Limitations of this study are typical of this type of research. They include the adequacy of covariate control and the impact of measurement error in the exposure and outcome variables. Most of the risk factors, such as the presence of chronic conditions and cigarette smoking, do not vary on a day-to-day basis; hence, they are not likely confounders. Fixed-site monitors provide daily pollution levels and are used to represent personal exposures of ambient air pollution. There will be some degree of measurement errors here. However, Windsor is not a large city geographically and we believe that with the four monitors, the measurement errors will not be greater than would be found in other similar-sized cities.

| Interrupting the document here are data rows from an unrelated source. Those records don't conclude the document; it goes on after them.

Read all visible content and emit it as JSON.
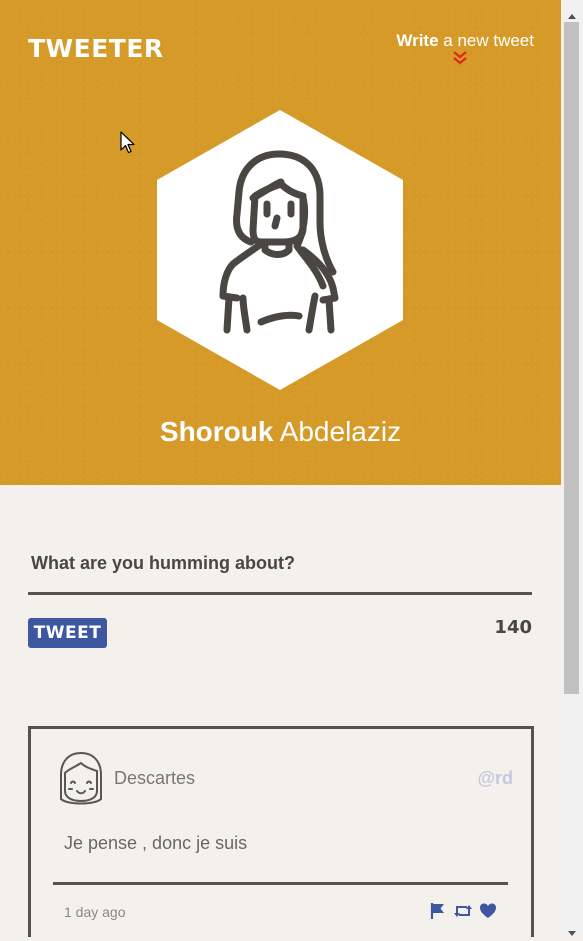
{
  "header": {
    "logo": "TWEETER",
    "write_strong": "Write",
    "write_rest": " a new tweet"
  },
  "profile": {
    "first_name": "Shorouk",
    "last_name": " Abdelaziz"
  },
  "composer": {
    "label": "What are you humming about?",
    "button_label": "TWEET",
    "counter": "140"
  },
  "tweet": {
    "name": "Descartes",
    "handle": "@rd",
    "text": "Je pense , donc je suis",
    "time": "1 day ago"
  },
  "colors": {
    "hero": "#d59a28",
    "accent_blue": "#3d57a0",
    "chevron_red": "#e02b1b"
  },
  "icons": [
    "chevron-double-down-icon",
    "flag-icon",
    "retweet-icon",
    "heart-icon"
  ]
}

Although the results here suggest a weak association between cardiac hospitalization and most ambient air pollutants except SO2, the September 11, 2001 event has brought renewed concerns about the effects of air pollution in Windsor. There have been increasing delays and congestion at the border-crossing points, resulting in long lines of trucks spewing toxic pollutants from their archaic exhaust systems into the air. The combined effect of vehicular and industrial pollutants could make the improvements of the past few years rapidly disappear. As such, the plausible next step is to conduct a post 9/11 follow-up study that examines the impact of ambient air pollution in Windsor. More frequent air quality monitoring is needed to detect any changes that may be taking place.
This research was supported in part by an NSERC operating grant to K. Fung, by a Canadian Institutes of Health Research investigator award to K. Gorey and an associated partnership appointment to I. Luginaah.